## [What this task involves]
All records that follow are to be restated exactly.

## [Excerpts from an interface dataset]
********************

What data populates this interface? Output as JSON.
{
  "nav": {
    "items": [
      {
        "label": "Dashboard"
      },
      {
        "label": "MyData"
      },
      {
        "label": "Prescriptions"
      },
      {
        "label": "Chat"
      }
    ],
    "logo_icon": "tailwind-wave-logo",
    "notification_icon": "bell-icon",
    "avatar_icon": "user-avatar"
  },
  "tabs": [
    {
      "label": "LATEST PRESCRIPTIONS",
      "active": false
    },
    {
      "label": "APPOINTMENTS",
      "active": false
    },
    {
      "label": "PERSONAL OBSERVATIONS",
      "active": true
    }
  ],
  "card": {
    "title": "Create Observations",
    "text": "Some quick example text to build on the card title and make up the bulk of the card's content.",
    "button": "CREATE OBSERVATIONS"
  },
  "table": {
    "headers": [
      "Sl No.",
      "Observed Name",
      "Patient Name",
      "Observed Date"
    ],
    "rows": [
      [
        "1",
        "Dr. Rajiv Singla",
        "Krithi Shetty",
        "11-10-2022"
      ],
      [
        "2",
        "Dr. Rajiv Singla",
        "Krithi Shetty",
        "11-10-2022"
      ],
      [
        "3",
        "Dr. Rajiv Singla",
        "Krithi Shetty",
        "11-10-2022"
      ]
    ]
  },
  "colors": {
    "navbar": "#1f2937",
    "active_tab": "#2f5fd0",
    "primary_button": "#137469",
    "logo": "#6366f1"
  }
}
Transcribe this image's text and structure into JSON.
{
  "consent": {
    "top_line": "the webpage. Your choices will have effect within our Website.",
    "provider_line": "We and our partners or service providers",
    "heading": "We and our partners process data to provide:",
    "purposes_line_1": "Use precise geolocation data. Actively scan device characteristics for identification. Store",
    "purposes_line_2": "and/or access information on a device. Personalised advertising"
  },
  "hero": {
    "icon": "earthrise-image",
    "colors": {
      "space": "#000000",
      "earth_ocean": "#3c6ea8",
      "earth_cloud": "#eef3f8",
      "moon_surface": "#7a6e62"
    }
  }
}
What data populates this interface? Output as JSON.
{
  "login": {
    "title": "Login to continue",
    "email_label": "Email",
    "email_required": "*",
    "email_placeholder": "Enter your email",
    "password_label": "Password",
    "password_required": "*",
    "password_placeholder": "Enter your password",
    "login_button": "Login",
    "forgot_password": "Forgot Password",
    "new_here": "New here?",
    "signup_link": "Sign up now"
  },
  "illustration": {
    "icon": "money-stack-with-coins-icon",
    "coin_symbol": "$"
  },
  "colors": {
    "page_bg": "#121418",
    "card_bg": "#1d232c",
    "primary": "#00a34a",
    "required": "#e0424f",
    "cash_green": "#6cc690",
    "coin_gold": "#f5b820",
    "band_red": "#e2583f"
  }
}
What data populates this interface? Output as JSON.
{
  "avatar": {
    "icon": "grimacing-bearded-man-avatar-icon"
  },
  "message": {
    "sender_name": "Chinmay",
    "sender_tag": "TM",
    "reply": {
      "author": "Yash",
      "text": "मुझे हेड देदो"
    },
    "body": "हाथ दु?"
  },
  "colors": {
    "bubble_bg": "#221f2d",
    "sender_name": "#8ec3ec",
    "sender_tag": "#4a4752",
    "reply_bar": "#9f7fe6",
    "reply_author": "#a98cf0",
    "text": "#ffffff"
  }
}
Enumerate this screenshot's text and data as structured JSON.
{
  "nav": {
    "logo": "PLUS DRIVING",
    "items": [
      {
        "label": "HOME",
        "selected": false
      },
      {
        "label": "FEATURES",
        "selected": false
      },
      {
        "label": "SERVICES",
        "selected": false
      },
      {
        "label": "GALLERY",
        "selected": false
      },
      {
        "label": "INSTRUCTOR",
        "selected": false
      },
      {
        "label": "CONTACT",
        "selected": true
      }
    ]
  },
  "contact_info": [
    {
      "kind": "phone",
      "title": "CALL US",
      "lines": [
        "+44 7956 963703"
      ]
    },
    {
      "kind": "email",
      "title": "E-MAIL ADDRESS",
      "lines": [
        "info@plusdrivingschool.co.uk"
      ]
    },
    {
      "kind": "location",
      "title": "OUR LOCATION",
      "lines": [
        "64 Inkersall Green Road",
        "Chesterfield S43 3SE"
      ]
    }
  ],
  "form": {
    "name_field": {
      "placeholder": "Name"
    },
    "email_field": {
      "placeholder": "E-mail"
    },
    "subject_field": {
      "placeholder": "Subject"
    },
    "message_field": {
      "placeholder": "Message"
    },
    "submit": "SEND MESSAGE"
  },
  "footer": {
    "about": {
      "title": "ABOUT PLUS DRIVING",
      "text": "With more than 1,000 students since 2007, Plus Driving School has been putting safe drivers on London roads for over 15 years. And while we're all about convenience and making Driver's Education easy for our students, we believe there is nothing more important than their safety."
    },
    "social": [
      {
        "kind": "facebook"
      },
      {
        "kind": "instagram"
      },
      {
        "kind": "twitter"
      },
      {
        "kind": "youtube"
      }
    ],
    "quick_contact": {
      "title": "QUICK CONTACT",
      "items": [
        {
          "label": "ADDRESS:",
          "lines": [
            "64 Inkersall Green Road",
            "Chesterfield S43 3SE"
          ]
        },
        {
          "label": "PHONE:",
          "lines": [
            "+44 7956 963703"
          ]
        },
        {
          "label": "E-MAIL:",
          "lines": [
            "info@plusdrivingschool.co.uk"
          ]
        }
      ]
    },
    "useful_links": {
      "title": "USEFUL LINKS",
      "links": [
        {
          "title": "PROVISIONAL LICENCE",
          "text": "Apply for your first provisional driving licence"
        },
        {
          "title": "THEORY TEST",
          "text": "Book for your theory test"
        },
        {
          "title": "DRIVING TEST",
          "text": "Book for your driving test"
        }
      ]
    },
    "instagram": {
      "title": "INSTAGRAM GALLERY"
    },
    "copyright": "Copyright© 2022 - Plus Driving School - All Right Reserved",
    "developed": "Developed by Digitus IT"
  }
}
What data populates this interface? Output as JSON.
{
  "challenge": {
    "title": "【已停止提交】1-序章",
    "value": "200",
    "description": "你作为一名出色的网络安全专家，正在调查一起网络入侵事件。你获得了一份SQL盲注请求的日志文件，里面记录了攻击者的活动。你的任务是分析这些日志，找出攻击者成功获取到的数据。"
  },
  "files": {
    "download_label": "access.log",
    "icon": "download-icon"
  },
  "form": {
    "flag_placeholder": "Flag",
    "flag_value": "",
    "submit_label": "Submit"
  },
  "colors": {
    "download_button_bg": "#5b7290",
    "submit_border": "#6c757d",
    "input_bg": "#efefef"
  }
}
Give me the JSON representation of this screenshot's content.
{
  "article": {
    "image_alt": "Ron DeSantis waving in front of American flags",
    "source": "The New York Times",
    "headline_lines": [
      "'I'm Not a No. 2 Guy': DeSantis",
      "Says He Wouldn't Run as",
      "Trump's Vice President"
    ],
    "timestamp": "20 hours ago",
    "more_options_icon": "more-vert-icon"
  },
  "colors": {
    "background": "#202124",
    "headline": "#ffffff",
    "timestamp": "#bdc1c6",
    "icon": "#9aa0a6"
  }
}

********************

## [Reply]
What data populates this interface? Output as JSON.
{
  "nav": {
    "items": [
      {
        "label": "Dashboard"
      },
      {
        "label": "MyData"
      },
      {
        "label": "Prescriptions"
      },
      {
        "label": "Chat"
      }
    ],
    "logo_icon": "tailwind-wave-logo",
    "notification_icon": "bell-icon",
    "avatar_icon": "user-avatar"
  },
  "tabs": [
    {
      "label": "LATEST PRESCRIPTIONS",
      "active": false
    },
    {
      "label": "APPOINTMENTS",
      "active": false
    },
    {
      "label": "PERSONAL OBSERVATIONS",
      "active": true
    }
  ],
  "card": {
    "title": "Create Observations",
    "text": "Some quick example text to build on the card title and make up the bulk of the card's content.",
    "button": "CREATE OBSERVATIONS"
  },
  "table": {
    "headers": [
      "Sl No.",
      "Observed Name",
      "Patient Name",
      "Observed Date"
    ],
    "rows": [
      [
        "1",
        "Dr. Rajiv Singla",
        "Krithi Shetty",
        "11-10-2022"
      ],
      [
        "2",
        "Dr. Rajiv Singla",
        "Krithi Shetty",
        "11-10-2022"
      ],
      [
        "3",
        "Dr. Rajiv Singla",
        "Krithi Shetty",
        "11-10-2022"
      ]
    ]
  },
  "colors": {
    "navbar": "#1f2937",
    "active_tab": "#2f5fd0",
    "primary_button": "#137469",
    "logo": "#6366f1"
  }
}
Transcribe this image's text and structure into JSON.
{
  "consent": {
    "top_line": "the webpage. Your choices will have effect within our Website.",
    "provider_line": "We and our partners or service providers",
    "heading": "We and our partners process data to provide:",
    "purposes_line_1": "Use precise geolocation data. Actively scan device characteristics for identification. Store",
    "purposes_line_2": "and/or access information on a device. Personalised advertising"
  },
  "hero": {
    "icon": "earthrise-image",
    "colors": {
      "space": "#000000",
      "earth_ocean": "#3c6ea8",
      "earth_cloud": "#eef3f8",
      "moon_surface": "#7a6e62"
    }
  }
}
What data populates this interface? Output as JSON.
{
  "login": {
    "title": "Login to continue",
    "email_label": "Email",
    "email_required": "*",
    "email_placeholder": "Enter your email",
    "password_label": "Password",
    "password_required": "*",
    "password_placeholder": "Enter your password",
    "login_button": "Login",
    "forgot_password": "Forgot Password",
    "new_here": "New here?",
    "signup_link": "Sign up now"
  },
  "illustration": {
    "icon": "money-stack-with-coins-icon",
    "coin_symbol": "$"
  },
  "colors": {
    "page_bg": "#121418",
    "card_bg": "#1d232c",
    "primary": "#00a34a",
    "required": "#e0424f",
    "cash_green": "#6cc690",
    "coin_gold": "#f5b820",
    "band_red": "#e2583f"
  }
}
What data populates this interface? Output as JSON.
{
  "avatar": {
    "icon": "grimacing-bearded-man-avatar-icon"
  },
  "message": {
    "sender_name": "Chinmay",
    "sender_tag": "TM",
    "reply": {
      "author": "Yash",
      "text": "मुझे हेड देदो"
    },
    "body": "हाथ दु?"
  },
  "colors": {
    "bubble_bg": "#221f2d",
    "sender_name": "#8ec3ec",
    "sender_tag": "#4a4752",
    "reply_bar": "#9f7fe6",
    "reply_author": "#a98cf0",
    "text": "#ffffff"
  }
}
Enumerate this screenshot's text and data as structured JSON.
{
  "nav": {
    "logo": "PLUS DRIVING",
    "items": [
      {
        "label": "HOME",
        "selected": false
      },
      {
        "label": "FEATURES",
        "selected": false
      },
      {
        "label": "SERVICES",
        "selected": false
      },
      {
        "label": "GALLERY",
        "selected": false
      },
      {
        "label": "INSTRUCTOR",
        "selected": false
      },
      {
        "label": "CONTACT",
        "selected": true
      }
    ]
  },
  "contact_info": [
    {
      "kind": "phone",
      "title": "CALL US",
      "lines": [
        "+44 7956 963703"
      ]
    },
    {
      "kind": "email",
      "title": "E-MAIL ADDRESS",
      "lines": [
        "info@plusdrivingschool.co.uk"
      ]
    },
    {
      "kind": "location",
      "title": "OUR LOCATION",
      "lines": [
        "64 Inkersall Green Road",
        "Chesterfield S43 3SE"
      ]
    }
  ],
  "form": {
    "name_field": {
      "placeholder": "Name"
    },
    "email_field": {
      "placeholder": "E-mail"
    },
    "subject_field": {
      "placeholder": "Subject"
    },
    "message_field": {
      "placeholder": "Message"
    },
    "submit": "SEND MESSAGE"
  },
  "footer": {
    "about": {
      "title": "ABOUT PLUS DRIVING",
      "text": "With more than 1,000 students since 2007, Plus Driving School has been putting safe drivers on London roads for over 15 years. And while we're all about convenience and making Driver's Education easy for our students, we believe there is nothing more important than their safety."
    },
    "social": [
      {
        "kind": "facebook"
      },
      {
        "kind": "instagram"
      },
      {
        "kind": "twitter"
      },
      {
        "kind": "youtube"
      }
    ],
    "quick_contact": {
      "title": "QUICK CONTACT",
      "items": [
        {
          "label": "ADDRESS:",
          "lines": [
            "64 Inkersall Green Road",
            "Chesterfield S43 3SE"
          ]
        },
        {
          "label": "PHONE:",
          "lines": [
            "+44 7956 963703"
          ]
        },
        {
          "label": "E-MAIL:",
          "lines": [
            "info@plusdrivingschool.co.uk"
          ]
        }
      ]
    },
    "useful_links": {
      "title": "USEFUL LINKS",
      "links": [
        {
          "title": "PROVISIONAL LICENCE",
          "text": "Apply for your first provisional driving licence"
        },
        {
          "title": "THEORY TEST",
          "text": "Book for your theory test"
        },
        {
          "title": "DRIVING TEST",
          "text": "Book for your driving test"
        }
      ]
    },
    "instagram": {
      "title": "INSTAGRAM GALLERY"
    },
    "copyright": "Copyright© 2022 - Plus Driving School - All Right Reserved",
    "developed": "Developed by Digitus IT"
  }
}
What data populates this interface? Output as JSON.
{
  "challenge": {
    "title": "【已停止提交】1-序章",
    "value": "200",
    "description": "你作为一名出色的网络安全专家，正在调查一起网络入侵事件。你获得了一份SQL盲注请求的日志文件，里面记录了攻击者的活动。你的任务是分析这些日志，找出攻击者成功获取到的数据。"
  },
  "files": {
    "download_label": "access.log",
    "icon": "download-icon"
  },
  "form": {
    "flag_placeholder": "Flag",
    "flag_value": "",
    "submit_label": "Submit"
  },
  "colors": {
    "download_button_bg": "#5b7290",
    "submit_border": "#6c757d",
    "input_bg": "#efefef"
  }
}
Give me the JSON representation of this screenshot's content.
{
  "article": {
    "image_alt": "Ron DeSantis waving in front of American flags",
    "source": "The New York Times",
    "headline_lines": [
      "'I'm Not a No. 2 Guy': DeSantis",
      "Says He Wouldn't Run as",
      "Trump's Vice President"
    ],
    "timestamp": "20 hours ago",
    "more_options_icon": "more-vert-icon"
  },
  "colors": {
    "background": "#202124",
    "headline": "#ffffff",
    "timestamp": "#bdc1c6",
    "icon": "#9aa0a6"
  }
}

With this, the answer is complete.